The University this fall is hosting DebateWatch, a series of viewing parties for the three presidential debates and the one vice-presidential debate. The events are open to students, staff, faculty, and community members, with the goal of providing a space to engage in dialogue and discussion surrounding the presidential and vice presidential debates.
At the first DebateWatch Monday, Sept. 26, the audience of 50 had dinner together while waiting for the debate to start. The sound was turned off—no punditry at this event—until the actual debate began. Following the debate, with the sound again off, participants took part in a 30-minute discussion, debriefing the debate.
The event format offered a way for participants to watch and critically analyze the debate without the bias of the media or commentators.
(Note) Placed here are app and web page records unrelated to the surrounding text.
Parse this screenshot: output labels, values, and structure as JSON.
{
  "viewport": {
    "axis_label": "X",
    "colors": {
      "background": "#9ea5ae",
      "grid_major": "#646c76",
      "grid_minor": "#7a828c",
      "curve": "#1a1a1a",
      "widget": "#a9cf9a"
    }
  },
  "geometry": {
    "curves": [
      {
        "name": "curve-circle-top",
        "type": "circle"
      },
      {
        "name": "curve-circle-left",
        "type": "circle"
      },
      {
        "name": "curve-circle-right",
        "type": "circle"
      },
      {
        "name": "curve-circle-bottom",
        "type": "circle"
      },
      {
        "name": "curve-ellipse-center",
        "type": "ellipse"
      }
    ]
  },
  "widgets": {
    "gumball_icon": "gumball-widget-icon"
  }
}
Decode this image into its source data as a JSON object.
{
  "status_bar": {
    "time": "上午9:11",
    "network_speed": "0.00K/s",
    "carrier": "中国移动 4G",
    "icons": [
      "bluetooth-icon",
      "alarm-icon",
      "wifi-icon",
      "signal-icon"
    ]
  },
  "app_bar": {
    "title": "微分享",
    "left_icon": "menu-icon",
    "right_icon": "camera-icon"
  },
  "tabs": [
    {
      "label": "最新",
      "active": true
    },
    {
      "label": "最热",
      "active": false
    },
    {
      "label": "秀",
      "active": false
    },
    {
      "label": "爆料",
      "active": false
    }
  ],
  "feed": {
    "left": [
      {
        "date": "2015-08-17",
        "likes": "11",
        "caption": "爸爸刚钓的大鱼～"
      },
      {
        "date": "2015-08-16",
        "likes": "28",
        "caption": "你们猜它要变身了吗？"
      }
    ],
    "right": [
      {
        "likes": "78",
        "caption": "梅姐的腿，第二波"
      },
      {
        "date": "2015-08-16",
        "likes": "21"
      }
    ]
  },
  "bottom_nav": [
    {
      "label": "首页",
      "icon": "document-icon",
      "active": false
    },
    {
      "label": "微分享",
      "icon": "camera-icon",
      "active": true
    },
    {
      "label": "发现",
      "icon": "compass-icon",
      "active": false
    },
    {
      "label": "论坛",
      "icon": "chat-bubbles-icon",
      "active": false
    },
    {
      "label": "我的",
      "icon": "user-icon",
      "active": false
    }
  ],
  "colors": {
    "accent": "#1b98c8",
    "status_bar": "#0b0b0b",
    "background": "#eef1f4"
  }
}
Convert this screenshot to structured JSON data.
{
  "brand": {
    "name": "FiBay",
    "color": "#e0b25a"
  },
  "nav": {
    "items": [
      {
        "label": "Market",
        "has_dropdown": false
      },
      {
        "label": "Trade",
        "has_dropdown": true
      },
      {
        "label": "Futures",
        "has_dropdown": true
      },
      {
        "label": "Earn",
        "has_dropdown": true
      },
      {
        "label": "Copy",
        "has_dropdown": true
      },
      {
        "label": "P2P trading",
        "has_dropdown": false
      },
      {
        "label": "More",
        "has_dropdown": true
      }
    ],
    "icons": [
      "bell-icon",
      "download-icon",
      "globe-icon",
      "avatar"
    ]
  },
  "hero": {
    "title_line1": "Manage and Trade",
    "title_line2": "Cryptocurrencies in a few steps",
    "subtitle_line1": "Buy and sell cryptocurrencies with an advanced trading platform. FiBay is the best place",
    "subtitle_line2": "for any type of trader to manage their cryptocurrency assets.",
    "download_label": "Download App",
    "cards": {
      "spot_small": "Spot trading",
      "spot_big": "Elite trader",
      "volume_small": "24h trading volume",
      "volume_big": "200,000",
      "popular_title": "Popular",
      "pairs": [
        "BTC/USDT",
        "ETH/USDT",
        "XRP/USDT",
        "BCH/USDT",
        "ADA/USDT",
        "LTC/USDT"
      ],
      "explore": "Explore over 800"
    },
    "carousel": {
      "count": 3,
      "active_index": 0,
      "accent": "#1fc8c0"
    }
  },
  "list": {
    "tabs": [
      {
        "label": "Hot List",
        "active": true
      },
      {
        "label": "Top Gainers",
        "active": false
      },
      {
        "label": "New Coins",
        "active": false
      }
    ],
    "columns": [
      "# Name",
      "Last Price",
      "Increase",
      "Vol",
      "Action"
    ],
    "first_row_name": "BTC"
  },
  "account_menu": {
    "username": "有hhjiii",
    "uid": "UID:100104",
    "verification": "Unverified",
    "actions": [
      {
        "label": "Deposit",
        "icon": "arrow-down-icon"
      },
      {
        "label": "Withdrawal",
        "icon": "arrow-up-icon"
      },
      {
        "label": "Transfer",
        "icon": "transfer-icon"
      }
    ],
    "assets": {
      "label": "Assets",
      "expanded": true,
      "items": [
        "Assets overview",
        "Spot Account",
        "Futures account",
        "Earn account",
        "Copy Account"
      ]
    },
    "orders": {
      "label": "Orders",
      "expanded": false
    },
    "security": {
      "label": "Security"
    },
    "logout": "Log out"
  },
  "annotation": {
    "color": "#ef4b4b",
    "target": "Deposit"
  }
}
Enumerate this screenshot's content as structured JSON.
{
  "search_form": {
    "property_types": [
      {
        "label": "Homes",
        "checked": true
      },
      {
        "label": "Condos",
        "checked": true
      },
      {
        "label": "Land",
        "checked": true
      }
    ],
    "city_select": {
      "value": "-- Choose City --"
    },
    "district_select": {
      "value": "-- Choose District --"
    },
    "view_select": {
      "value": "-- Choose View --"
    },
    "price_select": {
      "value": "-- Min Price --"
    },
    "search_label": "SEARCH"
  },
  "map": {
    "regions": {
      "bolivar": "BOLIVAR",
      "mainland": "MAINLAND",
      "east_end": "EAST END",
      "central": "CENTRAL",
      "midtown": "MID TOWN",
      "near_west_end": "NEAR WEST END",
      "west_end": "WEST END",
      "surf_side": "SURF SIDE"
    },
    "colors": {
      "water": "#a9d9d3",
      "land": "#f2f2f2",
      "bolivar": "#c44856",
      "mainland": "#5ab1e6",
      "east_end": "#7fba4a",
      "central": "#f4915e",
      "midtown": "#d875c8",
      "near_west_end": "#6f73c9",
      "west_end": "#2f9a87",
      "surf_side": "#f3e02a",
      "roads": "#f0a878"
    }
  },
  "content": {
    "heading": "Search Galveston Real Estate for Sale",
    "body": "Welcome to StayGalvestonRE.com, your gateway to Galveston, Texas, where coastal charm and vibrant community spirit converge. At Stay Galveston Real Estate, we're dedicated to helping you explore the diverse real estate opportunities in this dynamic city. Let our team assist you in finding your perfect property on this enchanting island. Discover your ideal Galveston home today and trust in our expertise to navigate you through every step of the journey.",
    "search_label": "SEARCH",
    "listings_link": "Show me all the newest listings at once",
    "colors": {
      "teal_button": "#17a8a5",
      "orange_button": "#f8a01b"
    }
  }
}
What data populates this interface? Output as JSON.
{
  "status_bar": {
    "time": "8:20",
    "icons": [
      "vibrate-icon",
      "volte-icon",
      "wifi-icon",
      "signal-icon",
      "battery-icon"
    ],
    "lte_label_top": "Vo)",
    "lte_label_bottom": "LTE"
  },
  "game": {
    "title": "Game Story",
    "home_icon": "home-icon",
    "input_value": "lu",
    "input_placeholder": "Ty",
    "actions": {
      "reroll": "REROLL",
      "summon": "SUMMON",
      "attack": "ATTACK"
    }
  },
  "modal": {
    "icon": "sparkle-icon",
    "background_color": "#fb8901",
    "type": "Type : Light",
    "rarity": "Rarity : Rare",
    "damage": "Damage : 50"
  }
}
The group considered both issues-oriented questions (e.g., what evidence or proof did the candidates offer? Were their examples representative?) and character-oriented questions (e.g., are the candidates aware of complexities? Do they speak out of self-interest?).
The event series was initiated by Sean O’Rourke, who recently joined the University as professor of rhetoric and director of the Center for Speaking and Listening. O’Rourke’s primary concern is with the communication arts of an engaged citizenry—public speaking, freedom of speech, robust and responsible debate, reasoned deliberation, constructive argument in controversy—at the center of democratic civic life.
The DebateWatch series will continue Tuesday, Oct. 4 (VP debate); Sunday, Oct. 9; and Wednesday, Oct. 19. It is sponsored by Sewanee’s new Center for Speaking and Listening, the Office of Civic Engagement, No Labels, College Republicans, and Sewanee Democrats.